I’ve been called the ‘Pessimistic Gardener’ as I often feel I’ve killed a few plants and that they will never grow. Nature usually always proves me wrong, but this year’s harvest has been a little hit and miss.
Zucchini (aka courgette) and other types of summer squash usually guarantees a glut and the inevitable discovery of the odd giant plant lurking beneath the leaves. But not this year!
The weather? – Spring & summer have been better than last year and we had loads then.
Depleted Soil Nutrients? – It’s not because we haven’t done crop rotation as they were planted in new raised beds that we only filled with new compost and topsoil at the beginning of the season.
Lack of water? – We installed automated irrigation this year (more details in a future post on this project).
I’ve been following other foodie blogs from around the UK and they’ve had bumper crops of courgettes! So I’m at a total loss.
Learn a little more about horticulture?
The course is a foundation course in the basics of horticulture, but has modules covering:
- outdoor food production,
- protected cultivation (greenhouses and polytunnels),
- plant nutrition and health problems.
I thought if I’m really serious in growing all our vegetables then I might need all the help I can get.
Last week we looked at plant families and plant identification.
One family in particular is The “Mints” or Lamiacea. From the name you could determine that peppermint and spearmint and English mint are part of this family.
I was totally surprised to learn that Lavender (Lavandula) Sage, and Rosemary (Rosmarinus) are all part of the same family!
They are characterised by having 4 sided stems, something I had never noticed until I picked a few sprigs for these photographs! It’s now so obvious!
Lavender Stem Cross Section
Mint Stem Cross Section
Sage Stem Cross Section
They also have whorled leaves, in that the leaves radiate around a single point. The leaves when rubbed or crushed are scented.

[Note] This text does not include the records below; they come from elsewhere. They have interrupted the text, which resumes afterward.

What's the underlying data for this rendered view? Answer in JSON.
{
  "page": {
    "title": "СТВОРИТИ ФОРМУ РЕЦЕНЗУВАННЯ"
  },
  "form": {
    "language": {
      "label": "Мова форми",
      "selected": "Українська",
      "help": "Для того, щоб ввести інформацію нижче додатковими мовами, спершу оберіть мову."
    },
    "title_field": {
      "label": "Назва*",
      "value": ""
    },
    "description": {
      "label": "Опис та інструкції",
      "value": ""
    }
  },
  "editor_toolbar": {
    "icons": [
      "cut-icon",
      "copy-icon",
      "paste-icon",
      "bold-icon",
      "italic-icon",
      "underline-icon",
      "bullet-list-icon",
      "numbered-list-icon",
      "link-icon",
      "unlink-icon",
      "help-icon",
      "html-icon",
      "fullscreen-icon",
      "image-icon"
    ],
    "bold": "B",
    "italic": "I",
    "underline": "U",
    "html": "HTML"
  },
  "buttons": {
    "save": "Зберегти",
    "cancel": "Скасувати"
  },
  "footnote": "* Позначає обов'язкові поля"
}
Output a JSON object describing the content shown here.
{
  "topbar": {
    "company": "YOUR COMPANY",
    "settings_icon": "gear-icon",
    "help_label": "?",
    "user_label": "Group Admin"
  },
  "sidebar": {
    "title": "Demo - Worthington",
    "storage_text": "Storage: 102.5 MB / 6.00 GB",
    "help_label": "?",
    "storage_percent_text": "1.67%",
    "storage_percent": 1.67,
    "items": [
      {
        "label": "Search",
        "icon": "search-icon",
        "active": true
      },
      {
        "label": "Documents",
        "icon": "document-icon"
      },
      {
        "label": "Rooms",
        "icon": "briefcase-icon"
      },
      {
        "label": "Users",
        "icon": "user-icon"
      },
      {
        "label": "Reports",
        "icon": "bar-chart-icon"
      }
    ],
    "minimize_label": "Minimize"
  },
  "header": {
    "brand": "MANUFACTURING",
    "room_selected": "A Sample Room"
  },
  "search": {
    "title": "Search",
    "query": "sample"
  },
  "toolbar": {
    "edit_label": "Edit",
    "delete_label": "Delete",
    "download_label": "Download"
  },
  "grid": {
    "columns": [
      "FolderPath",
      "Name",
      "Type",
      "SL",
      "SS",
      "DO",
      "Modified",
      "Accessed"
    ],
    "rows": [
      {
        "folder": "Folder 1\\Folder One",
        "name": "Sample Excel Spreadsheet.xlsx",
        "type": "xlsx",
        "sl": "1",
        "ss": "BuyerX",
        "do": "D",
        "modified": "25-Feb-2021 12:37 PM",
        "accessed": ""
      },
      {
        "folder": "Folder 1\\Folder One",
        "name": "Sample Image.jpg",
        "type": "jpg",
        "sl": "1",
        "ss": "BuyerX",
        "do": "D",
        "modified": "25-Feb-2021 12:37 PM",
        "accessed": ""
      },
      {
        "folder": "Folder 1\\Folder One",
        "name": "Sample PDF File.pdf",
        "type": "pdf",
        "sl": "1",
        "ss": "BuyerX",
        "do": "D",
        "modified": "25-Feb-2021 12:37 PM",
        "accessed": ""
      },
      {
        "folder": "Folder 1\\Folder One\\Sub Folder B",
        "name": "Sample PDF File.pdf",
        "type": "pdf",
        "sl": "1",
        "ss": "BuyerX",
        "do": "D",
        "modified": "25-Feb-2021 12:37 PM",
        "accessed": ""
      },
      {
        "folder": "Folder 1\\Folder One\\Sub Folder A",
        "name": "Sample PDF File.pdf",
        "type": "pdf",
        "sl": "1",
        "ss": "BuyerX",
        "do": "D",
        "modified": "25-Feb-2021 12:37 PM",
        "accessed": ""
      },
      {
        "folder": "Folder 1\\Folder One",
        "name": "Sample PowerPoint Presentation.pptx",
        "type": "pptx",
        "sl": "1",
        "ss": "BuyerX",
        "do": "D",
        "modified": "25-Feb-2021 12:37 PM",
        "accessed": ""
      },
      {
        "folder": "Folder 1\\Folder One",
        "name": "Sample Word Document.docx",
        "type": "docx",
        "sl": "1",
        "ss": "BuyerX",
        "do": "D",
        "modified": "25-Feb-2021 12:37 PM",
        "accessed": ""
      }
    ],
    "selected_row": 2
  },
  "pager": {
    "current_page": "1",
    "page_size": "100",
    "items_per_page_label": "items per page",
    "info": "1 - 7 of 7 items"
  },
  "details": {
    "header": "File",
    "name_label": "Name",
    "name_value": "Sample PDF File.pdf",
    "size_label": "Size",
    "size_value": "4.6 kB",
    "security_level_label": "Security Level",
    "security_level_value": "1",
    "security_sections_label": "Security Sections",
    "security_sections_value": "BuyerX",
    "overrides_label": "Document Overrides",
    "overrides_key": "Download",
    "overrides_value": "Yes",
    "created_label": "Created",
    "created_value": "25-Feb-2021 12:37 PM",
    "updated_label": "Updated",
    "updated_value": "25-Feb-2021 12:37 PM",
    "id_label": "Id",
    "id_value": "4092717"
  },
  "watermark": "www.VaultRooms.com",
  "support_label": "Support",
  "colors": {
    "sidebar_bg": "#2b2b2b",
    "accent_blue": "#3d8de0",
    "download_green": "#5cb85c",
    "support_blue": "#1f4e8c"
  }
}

So…If they are related in the plant kingdom – what about flavour pairings in cooking?
Time to consult the Flavour Thesaurus and start some culinary experiments.